▶ **Extracted information**:
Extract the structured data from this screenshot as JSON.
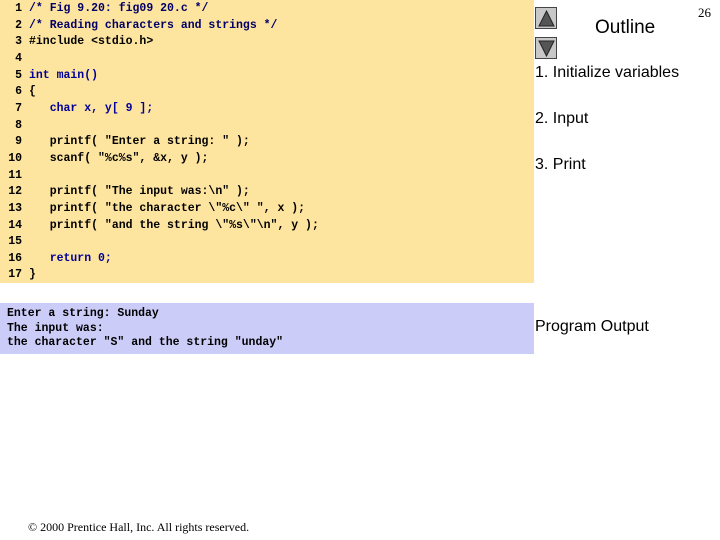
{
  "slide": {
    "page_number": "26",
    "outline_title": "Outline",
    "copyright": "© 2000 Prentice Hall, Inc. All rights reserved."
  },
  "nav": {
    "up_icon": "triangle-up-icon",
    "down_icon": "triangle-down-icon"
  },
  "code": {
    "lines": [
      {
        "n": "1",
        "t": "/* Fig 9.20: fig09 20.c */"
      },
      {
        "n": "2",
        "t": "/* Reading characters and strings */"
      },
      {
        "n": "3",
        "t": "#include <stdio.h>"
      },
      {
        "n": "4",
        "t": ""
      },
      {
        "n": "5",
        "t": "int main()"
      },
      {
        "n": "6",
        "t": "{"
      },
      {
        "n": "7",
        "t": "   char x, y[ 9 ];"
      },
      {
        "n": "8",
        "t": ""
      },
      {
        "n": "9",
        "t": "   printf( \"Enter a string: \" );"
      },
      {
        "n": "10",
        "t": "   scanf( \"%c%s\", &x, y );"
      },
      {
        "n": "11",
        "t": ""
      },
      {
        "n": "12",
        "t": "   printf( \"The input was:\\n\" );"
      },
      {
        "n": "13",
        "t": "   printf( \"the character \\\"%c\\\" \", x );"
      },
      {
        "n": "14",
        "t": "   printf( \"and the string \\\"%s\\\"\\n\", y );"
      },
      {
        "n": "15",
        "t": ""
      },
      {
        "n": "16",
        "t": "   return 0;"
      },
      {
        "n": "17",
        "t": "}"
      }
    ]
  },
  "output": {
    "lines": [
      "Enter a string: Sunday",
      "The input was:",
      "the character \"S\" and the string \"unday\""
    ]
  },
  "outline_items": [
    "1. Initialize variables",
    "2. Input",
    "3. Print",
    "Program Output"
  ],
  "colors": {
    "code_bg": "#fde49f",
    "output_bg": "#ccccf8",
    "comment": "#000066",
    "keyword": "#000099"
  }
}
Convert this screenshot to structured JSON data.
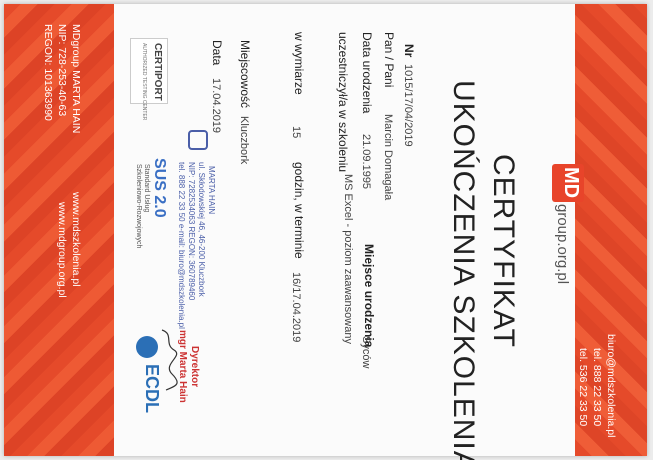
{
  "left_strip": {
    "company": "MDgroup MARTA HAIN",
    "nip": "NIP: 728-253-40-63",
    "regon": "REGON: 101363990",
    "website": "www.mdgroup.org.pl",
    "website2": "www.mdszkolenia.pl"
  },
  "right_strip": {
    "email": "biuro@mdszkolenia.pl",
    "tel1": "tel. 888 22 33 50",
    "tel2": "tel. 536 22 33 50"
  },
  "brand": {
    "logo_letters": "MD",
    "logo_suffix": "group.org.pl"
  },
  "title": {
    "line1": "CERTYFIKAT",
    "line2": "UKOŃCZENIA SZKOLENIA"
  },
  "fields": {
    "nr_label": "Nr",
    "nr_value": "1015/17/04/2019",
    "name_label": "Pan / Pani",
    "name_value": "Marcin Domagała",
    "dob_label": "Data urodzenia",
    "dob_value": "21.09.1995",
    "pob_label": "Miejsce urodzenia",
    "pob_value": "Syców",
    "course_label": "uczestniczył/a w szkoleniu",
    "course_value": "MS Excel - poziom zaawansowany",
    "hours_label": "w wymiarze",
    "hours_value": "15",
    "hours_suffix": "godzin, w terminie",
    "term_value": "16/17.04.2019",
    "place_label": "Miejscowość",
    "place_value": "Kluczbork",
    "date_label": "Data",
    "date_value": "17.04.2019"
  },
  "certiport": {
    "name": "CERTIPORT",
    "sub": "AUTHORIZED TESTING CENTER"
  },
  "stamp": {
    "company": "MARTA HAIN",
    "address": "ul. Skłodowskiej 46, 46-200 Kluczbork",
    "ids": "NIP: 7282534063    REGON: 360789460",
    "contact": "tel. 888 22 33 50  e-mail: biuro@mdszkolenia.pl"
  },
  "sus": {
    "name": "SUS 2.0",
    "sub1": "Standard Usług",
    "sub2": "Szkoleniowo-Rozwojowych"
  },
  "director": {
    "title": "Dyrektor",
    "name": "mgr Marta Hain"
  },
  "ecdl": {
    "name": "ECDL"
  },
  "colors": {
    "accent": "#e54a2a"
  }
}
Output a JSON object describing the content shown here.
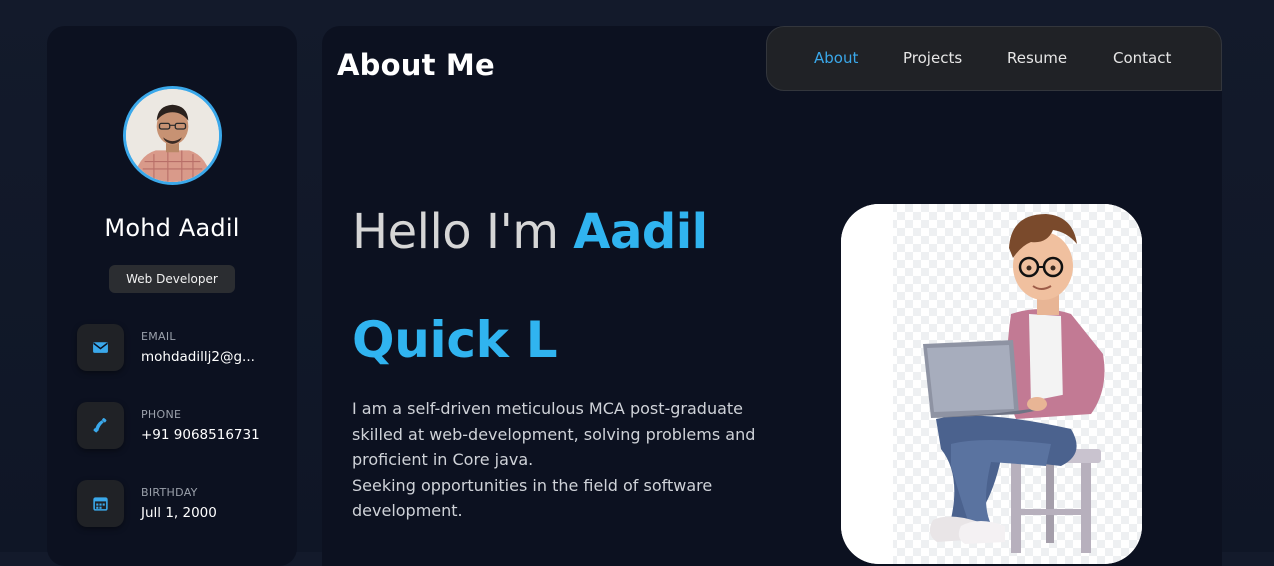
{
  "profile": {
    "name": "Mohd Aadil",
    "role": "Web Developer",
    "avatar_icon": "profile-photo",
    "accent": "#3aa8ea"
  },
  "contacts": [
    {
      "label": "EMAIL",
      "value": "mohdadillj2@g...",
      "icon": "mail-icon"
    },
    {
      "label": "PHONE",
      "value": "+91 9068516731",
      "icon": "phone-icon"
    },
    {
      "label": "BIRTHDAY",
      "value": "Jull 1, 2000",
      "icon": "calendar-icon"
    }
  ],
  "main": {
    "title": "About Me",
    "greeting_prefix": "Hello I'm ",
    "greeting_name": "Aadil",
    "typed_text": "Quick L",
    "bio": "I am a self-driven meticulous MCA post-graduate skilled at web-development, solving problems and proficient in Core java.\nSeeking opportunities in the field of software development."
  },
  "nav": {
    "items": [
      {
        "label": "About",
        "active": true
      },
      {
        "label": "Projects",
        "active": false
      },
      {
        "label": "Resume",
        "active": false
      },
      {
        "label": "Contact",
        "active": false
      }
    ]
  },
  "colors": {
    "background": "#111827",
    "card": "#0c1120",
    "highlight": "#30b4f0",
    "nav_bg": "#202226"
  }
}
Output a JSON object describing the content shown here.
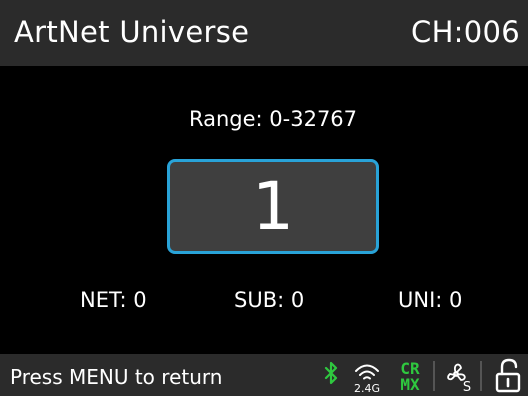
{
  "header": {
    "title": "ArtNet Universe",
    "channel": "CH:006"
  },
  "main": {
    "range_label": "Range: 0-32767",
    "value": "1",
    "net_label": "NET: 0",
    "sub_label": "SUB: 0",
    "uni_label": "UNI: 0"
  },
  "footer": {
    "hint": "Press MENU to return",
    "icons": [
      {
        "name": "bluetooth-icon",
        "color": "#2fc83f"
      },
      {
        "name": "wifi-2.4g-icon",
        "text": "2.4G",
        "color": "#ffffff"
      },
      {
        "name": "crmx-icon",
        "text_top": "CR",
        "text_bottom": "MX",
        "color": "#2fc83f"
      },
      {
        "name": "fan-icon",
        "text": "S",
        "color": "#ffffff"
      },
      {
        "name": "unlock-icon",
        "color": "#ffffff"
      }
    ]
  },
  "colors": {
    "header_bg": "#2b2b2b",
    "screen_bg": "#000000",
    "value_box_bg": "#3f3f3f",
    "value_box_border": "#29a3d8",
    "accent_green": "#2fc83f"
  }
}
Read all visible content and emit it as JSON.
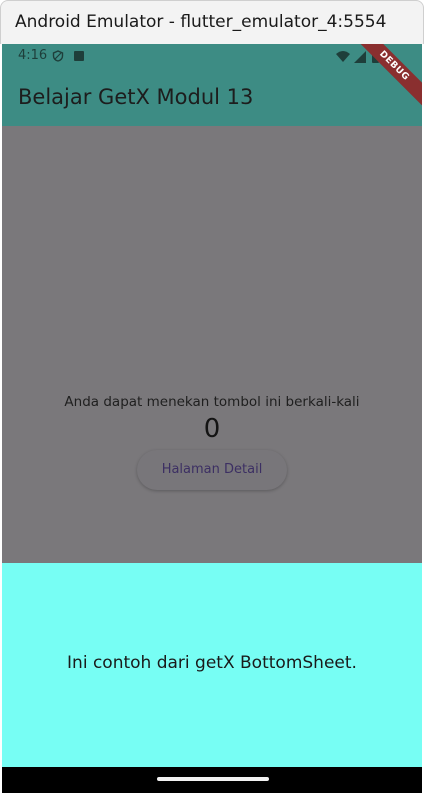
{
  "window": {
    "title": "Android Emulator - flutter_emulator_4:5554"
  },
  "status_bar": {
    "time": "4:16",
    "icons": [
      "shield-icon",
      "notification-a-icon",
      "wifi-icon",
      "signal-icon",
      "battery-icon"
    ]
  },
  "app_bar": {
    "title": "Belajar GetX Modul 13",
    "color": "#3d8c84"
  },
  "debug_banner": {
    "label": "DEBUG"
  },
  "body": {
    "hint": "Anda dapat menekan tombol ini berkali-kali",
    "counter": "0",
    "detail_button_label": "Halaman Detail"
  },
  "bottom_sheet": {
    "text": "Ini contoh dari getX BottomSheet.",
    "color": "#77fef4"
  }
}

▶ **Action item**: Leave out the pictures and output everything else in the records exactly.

▶ **Response to the task**:
Extract the structured data from this screenshot as JSON.
{
  "slide": {
    "page_number": "26",
    "outline_title": "Outline",
    "copyright": "© 2000 Prentice Hall, Inc. All rights reserved."
  },
  "nav": {
    "up_icon": "triangle-up-icon",
    "down_icon": "triangle-down-icon"
  },
  "code": {
    "lines": [
      {
        "n": "1",
        "t": "/* Fig 9.20: fig09 20.c */"
      },
      {
        "n": "2",
        "t": "/* Reading characters and strings */"
      },
      {
        "n": "3",
        "t": "#include <stdio.h>"
      },
      {
        "n": "4",
        "t": ""
      },
      {
        "n": "5",
        "t": "int main()"
      },
      {
        "n": "6",
        "t": "{"
      },
      {
        "n": "7",
        "t": "   char x, y[ 9 ];"
      },
      {
        "n": "8",
        "t": ""
      },
      {
        "n": "9",
        "t": "   printf( \"Enter a string: \" );"
      },
      {
        "n": "10",
        "t": "   scanf( \"%c%s\", &x, y );"
      },
      {
        "n": "11",
        "t": ""
      },
      {
        "n": "12",
        "t": "   printf( \"The input was:\\n\" );"
      },
      {
        "n": "13",
        "t": "   printf( \"the character \\\"%c\\\" \", x );"
      },
      {
        "n": "14",
        "t": "   printf( \"and the string \\\"%s\\\"\\n\", y );"
      },
      {
        "n": "15",
        "t": ""
      },
      {
        "n": "16",
        "t": "   return 0;"
      },
      {
        "n": "17",
        "t": "}"
      }
    ]
  },
  "output": {
    "lines": [
      "Enter a string: Sunday",
      "The input was:",
      "the character \"S\" and the string \"unday\""
    ]
  },
  "outline_items": [
    "1. Initialize variables",
    "2. Input",
    "3. Print",
    "Program Output"
  ],
  "colors": {
    "code_bg": "#fde49f",
    "output_bg": "#ccccf8",
    "comment": "#000066",
    "keyword": "#000099"
  }
}
Convert this screenshot to structured JSON data.
{
  "left_strip": {
    "company": "MDgroup MARTA HAIN",
    "nip": "NIP: 728-253-40-63",
    "regon": "REGON: 101363990",
    "website": "www.mdgroup.org.pl",
    "website2": "www.mdszkolenia.pl"
  },
  "right_strip": {
    "email": "biuro@mdszkolenia.pl",
    "tel1": "tel. 888 22 33 50",
    "tel2": "tel. 536 22 33 50"
  },
  "brand": {
    "logo_letters": "MD",
    "logo_suffix": "group.org.pl"
  },
  "title": {
    "line1": "CERTYFIKAT",
    "line2": "UKOŃCZENIA SZKOLENIA"
  },
  "fields": {
    "nr_label": "Nr",
    "nr_value": "1015/17/04/2019",
    "name_label": "Pan / Pani",
    "name_value": "Marcin Domagała",
    "dob_label": "Data urodzenia",
    "dob_value": "21.09.1995",
    "pob_label": "Miejsce urodzenia",
    "pob_value": "Syców",
    "course_label": "uczestniczył/a w szkoleniu",
    "course_value": "MS Excel - poziom zaawansowany",
    "hours_label": "w wymiarze",
    "hours_value": "15",
    "hours_suffix": "godzin, w terminie",
    "term_value": "16/17.04.2019",
    "place_label": "Miejscowość",
    "place_value": "Kluczbork",
    "date_label": "Data",
    "date_value": "17.04.2019"
  },
  "certiport": {
    "name": "CERTIPORT",
    "sub": "AUTHORIZED TESTING CENTER"
  },
  "stamp": {
    "company": "MARTA HAIN",
    "address": "ul. Skłodowskiej 46, 46-200 Kluczbork",
    "ids": "NIP: 7282534063    REGON: 360789460",
    "contact": "tel. 888 22 33 50  e-mail: biuro@mdszkolenia.pl"
  },
  "sus": {
    "name": "SUS 2.0",
    "sub1": "Standard Usług",
    "sub2": "Szkoleniowo-Rozwojowych"
  },
  "director": {
    "title": "Dyrektor",
    "name": "mgr Marta Hain"
  },
  "ecdl": {
    "name": "ECDL"
  },
  "colors": {
    "accent": "#e54a2a"
  }
}
Output a JSON object describing the content shown here.
{
  "profile": {
    "name": "Mohd Aadil",
    "role": "Web Developer",
    "avatar_icon": "profile-photo",
    "accent": "#3aa8ea"
  },
  "contacts": [
    {
      "label": "EMAIL",
      "value": "mohdadillj2@g...",
      "icon": "mail-icon"
    },
    {
      "label": "PHONE",
      "value": "+91 9068516731",
      "icon": "phone-icon"
    },
    {
      "label": "BIRTHDAY",
      "value": "Jull 1, 2000",
      "icon": "calendar-icon"
    }
  ],
  "main": {
    "title": "About Me",
    "greeting_prefix": "Hello I'm ",
    "greeting_name": "Aadil",
    "typed_text": "Quick L",
    "bio": "I am a self-driven meticulous MCA post-graduate skilled at web-development, solving problems and proficient in Core java.\nSeeking opportunities in the field of software development."
  },
  "nav": {
    "items": [
      {
        "label": "About",
        "active": true
      },
      {
        "label": "Projects",
        "active": false
      },
      {
        "label": "Resume",
        "active": false
      },
      {
        "label": "Contact",
        "active": false
      }
    ]
  },
  "colors": {
    "background": "#111827",
    "card": "#0c1120",
    "highlight": "#30b4f0",
    "nav_bg": "#202226"
  }
}
Output a JSON object describing the content shown here.
{
  "header": {
    "title": "ArtNet Universe",
    "channel": "CH:006"
  },
  "main": {
    "range_label": "Range: 0-32767",
    "value": "1",
    "net_label": "NET: 0",
    "sub_label": "SUB: 0",
    "uni_label": "UNI: 0"
  },
  "footer": {
    "hint": "Press MENU to return",
    "icons": [
      {
        "name": "bluetooth-icon",
        "color": "#2fc83f"
      },
      {
        "name": "wifi-2.4g-icon",
        "text": "2.4G",
        "color": "#ffffff"
      },
      {
        "name": "crmx-icon",
        "text_top": "CR",
        "text_bottom": "MX",
        "color": "#2fc83f"
      },
      {
        "name": "fan-icon",
        "text": "S",
        "color": "#ffffff"
      },
      {
        "name": "unlock-icon",
        "color": "#ffffff"
      }
    ]
  },
  "colors": {
    "header_bg": "#2b2b2b",
    "screen_bg": "#000000",
    "value_box_bg": "#3f3f3f",
    "value_box_border": "#29a3d8",
    "accent_green": "#2fc83f"
  }
}
Read all visible content and emit it as JSON.
{
  "window": {
    "title": "Android Emulator - flutter_emulator_4:5554"
  },
  "status_bar": {
    "time": "4:16",
    "icons": [
      "shield-icon",
      "notification-a-icon",
      "wifi-icon",
      "signal-icon",
      "battery-icon"
    ]
  },
  "app_bar": {
    "title": "Belajar GetX Modul 13",
    "color": "#3d8c84"
  },
  "debug_banner": {
    "label": "DEBUG"
  },
  "body": {
    "hint": "Anda dapat menekan tombol ini berkali-kali",
    "counter": "0",
    "detail_button_label": "Halaman Detail"
  },
  "bottom_sheet": {
    "text": "Ini contoh dari getX BottomSheet.",
    "color": "#77fef4"
  }
}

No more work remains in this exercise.